New DCLG figures have shown that the overall area of green belt land decreased last year.
In 2014/2015 2,000 hectares were taken out of the green belt. According to DCLG this marks ‘‘the largest annual change in the area of green belt reported in the last five years.’’
The decrease was driven by 11 local authorities who adopted local plans which saw parcels of green belt land redesignated.
This presents something of a problem for the Government. Ministers have been keen to highlight a decrease in consented developments within the green belt itself, with Brandon Lewis recently saying:
‘‘This Government has been very clear that green belt protection continues, and the most recent official statistics show that the level of green belt development is at its lowest rate since modern records began in 1989.’’

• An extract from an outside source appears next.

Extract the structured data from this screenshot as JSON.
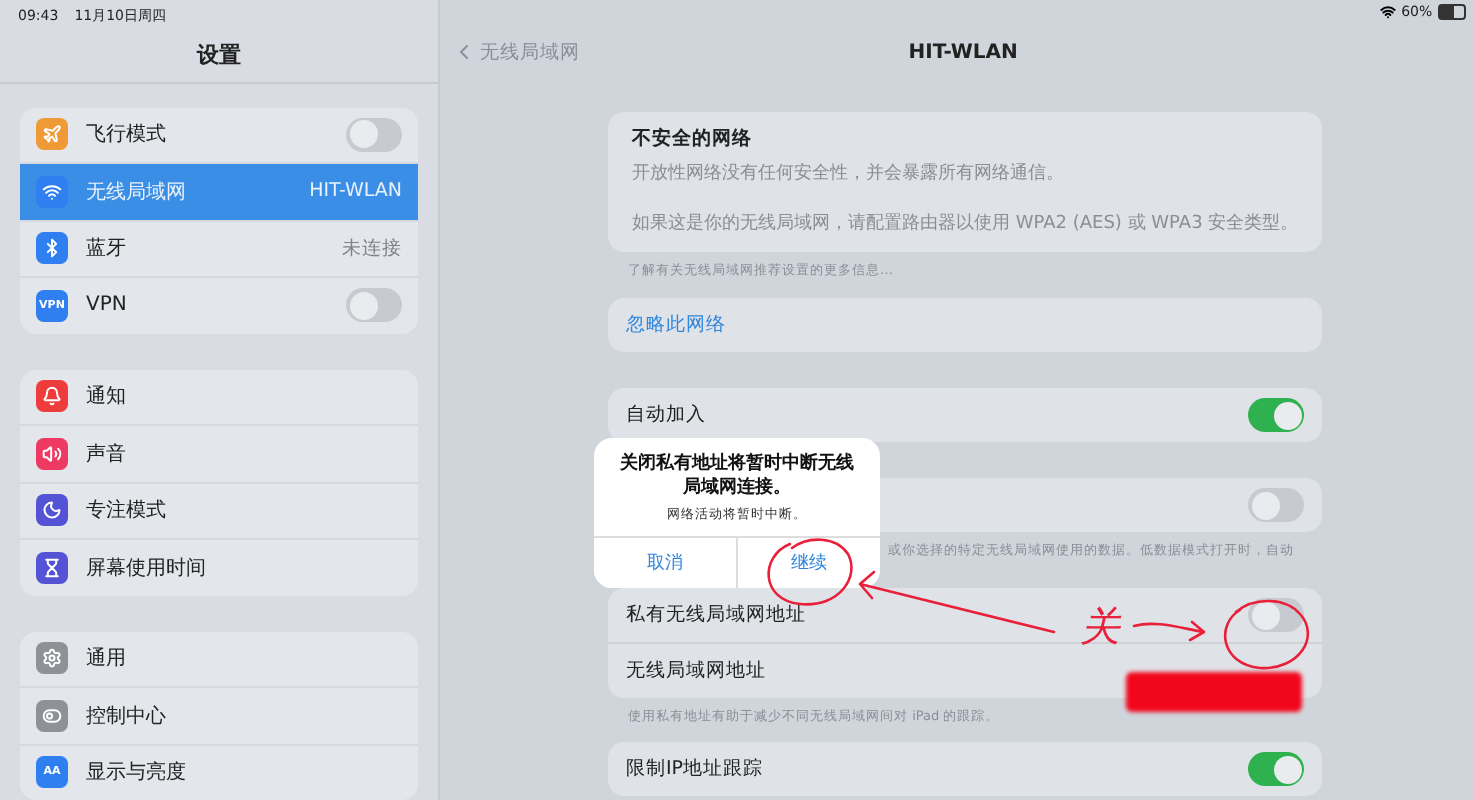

Obviously this record could be undermined if there is less green belt to be developed in. When the House of Commons resumes business later in October we can expect some pointed questions being asked by backbench Conservatives in green belt areas keen to assure worried constituents – it will be interesting to see how Mr Lewis and his colleagues respond.
It is worth noting that, speaking historically, the green belt is in rude health. The decrease of 2,000 hectares represents 0.1% of the area of the green belt. Overall between 1997 and 2015 the area of the green belt has actually increased by 32,000 hectares. Given the current Government’s support for green belt retention it is hard to envision this growth going into sustained reverse over the coming years.